- Record staff notes about particular guests. After the owners, your staff has the greatest insight into a pet’s behavior. Give staff members an easy way to keep notes on the behavior of particular animals. For example, if you have a particularly aggressive dog coming in, everyone working with them is aware. Custom icons can help with quick alerts to ensure awareness of "risky" pets.
- Maintain a clear picture of your scheduling abilities at any given moment. While you may want to adopt a “the more the merrier!” mindset, there’s no denying that your staff can only safely care for a certain amount of pets at any given time. Ensure your staff scheduling (including specialist scheduling) and client reservations are balanced in real-time.
- Allow the online signing of waivers. Ensuring all needed waivers are signed by clients and kept in order by your staff is essential to protect your business. With online waiver signing, guests are more likely to review and sign waivers in a timely manner— and you’ll be able to keep track of those waivers through one platform.
- Ensure secure check-in and check-out of guests. There’s no denying that there will be certain times of day that are busier than others— for example, the pre-work drop-off rush may be hard to handle on some days! With easy one-click check-in, you ensure animals are checked in securely during even the busiest of morning rushes.
Putting strong operating procedures in place and making sure they’re clearly communicated to your staff is your best defense against conflicts going forward. Pet care software is the tool that will help you do so.
For more information on mitigating risk in your pet care business, check out the following additional resources:
- Avoiding Dog-Fights in Dog Daycare and Playgroups. It’s essential that animals in your care are kept safe. Learn how to avoid conflict with this guide.
- Caring for Puppies in Dog Daycare - A Guide for Dog Daycares. Puppies come with their own set of challenges and rewards. Learn how to best care for puppies with this guide.
- Evaluating Pet Behavior and Temperament with Dog Daycare Clients.
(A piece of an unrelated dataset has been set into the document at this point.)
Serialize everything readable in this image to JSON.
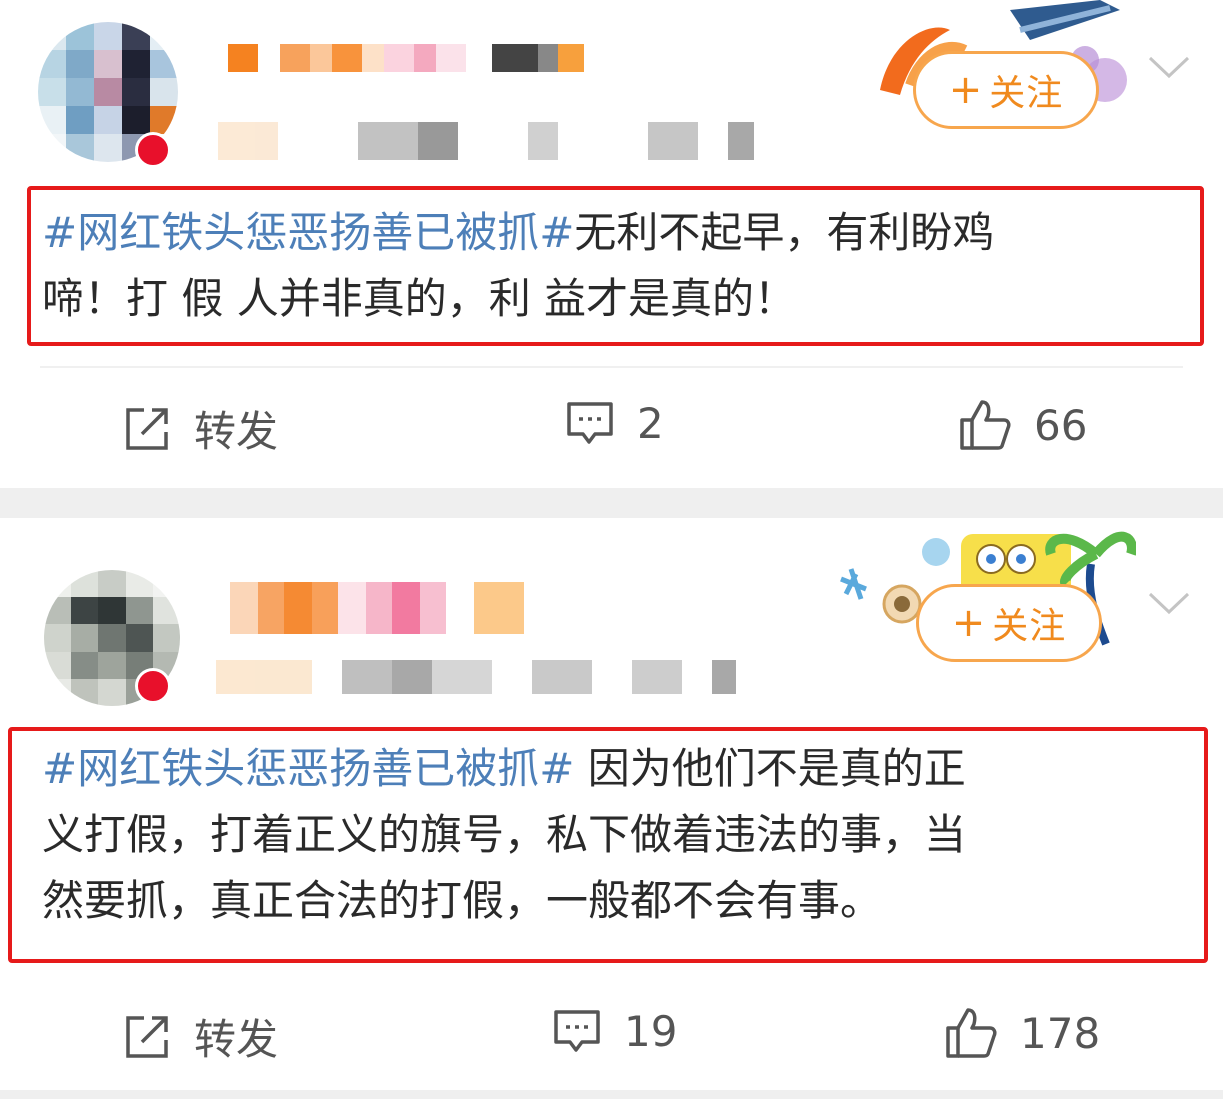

Truly understanding your furry guests’ temperaments is the best way to prevent incidents. Learn how to evaluate behavior through this guide.